As the days become shorter, your sleep and wake cycles become disrupted, leading to fatigue. You many even find yourself yearning for your warm cozy bed more than usual during winter. Less sunlight means that your brain produces more of a hormone called melatonin, which makes you sleepy. When the sun sets earlier, your body also wants to get to bed earlier, leaving you feeling sleepy in the early evenings. This sleep hormone is linked to light and dark, like the sunrise and sunset.
Some forms of lethargy can be a sign of more serious winter depression, also known as seasonal affective disorder which affects 1 in 15 adults. If your fatigue is severe and year-round, you could have chronic fatigue syndrome. Try these surefire methods of boosting your vitality during the winter months. Try these 6 guaranteed ways to combat winter sleepiness.
Get those blinds open as soon as you get up to get in more of that sunlight. Go outdoors in natural daylight as much as possible. Your home and work environment should be as airy and light producing as possible.
The main source of Vitamin D is sunlight, so get outside! You can also get Vitamin D from your diet. Great sources are oily fish like salmon or sardines, eggs, and meat.

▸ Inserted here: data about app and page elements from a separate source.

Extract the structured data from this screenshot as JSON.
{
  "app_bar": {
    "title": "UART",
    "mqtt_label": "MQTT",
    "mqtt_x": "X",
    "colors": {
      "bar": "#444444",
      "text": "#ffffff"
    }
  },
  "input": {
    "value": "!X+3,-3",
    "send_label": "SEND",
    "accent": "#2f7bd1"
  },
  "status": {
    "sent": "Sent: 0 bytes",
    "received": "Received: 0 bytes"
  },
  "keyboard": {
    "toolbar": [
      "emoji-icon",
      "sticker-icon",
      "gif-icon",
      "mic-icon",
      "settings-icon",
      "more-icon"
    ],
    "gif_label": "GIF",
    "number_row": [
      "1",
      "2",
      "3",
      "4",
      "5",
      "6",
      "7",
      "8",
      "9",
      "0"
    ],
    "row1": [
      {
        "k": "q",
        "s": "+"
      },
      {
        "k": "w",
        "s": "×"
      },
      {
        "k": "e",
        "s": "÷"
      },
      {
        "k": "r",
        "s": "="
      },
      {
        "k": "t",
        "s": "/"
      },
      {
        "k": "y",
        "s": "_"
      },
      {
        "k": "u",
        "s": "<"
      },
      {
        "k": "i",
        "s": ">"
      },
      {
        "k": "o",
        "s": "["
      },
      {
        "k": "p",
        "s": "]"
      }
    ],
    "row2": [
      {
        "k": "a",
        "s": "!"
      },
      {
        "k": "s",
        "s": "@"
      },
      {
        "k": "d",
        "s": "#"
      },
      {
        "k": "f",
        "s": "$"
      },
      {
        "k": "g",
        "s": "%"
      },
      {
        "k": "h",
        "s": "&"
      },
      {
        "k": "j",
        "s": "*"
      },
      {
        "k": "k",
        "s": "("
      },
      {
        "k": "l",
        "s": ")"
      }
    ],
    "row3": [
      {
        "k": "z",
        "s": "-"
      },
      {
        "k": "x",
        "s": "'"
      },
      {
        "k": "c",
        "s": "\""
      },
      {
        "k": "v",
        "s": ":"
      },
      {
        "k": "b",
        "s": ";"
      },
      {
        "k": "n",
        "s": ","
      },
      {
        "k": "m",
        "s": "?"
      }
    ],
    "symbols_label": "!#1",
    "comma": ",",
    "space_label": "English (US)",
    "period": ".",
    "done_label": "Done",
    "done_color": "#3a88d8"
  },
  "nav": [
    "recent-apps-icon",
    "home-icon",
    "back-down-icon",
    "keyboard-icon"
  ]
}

Some breakfast cereals and dairy products contain boosts in Vitamin D as well. Taking a daily supplement is another way to get the Vitamin D you need in the winter months.
Good Nights Sleep
In the Winter, it is quite tempting to want to go into hibernation mode, but stop snoozing in for longer. Aim for about 8 hours a night and try to stick to a steadfast schedule. Make your bedroom a priority and make it conducive to sleep. Use warm bed linens and clear the clutter.
Exercise may be the last thing you feel like doing on dark winter evenings, but you’ll feel more lively if you get involved in physical activity every day. Try ice skating at the main open-air rinks, or even dry ski slopes and indoor snow centers. Not only will you feel more energetic but you will also be fending off that winter weight gain.
When Summer ends, there may be the enticement to ditch the salads and fill up on starchy, comforting foods, like pasta, bread and potatoes. If you add vegetables and fruit, you will have more energy in your comfort meals. Try to avoid processed foods made from sugar. Sugar gives you a rush of energy and then dissipates quickly. Even try a healthy soups, casserole, or stew, made from lean meat and vegetables.
Do the shorter daylight hours make you feel like you have to get everything done before the sun goes down? Learn to calm yourself with meditation, yoga, exercise and breathing exercises.
Author: Blaine Pollock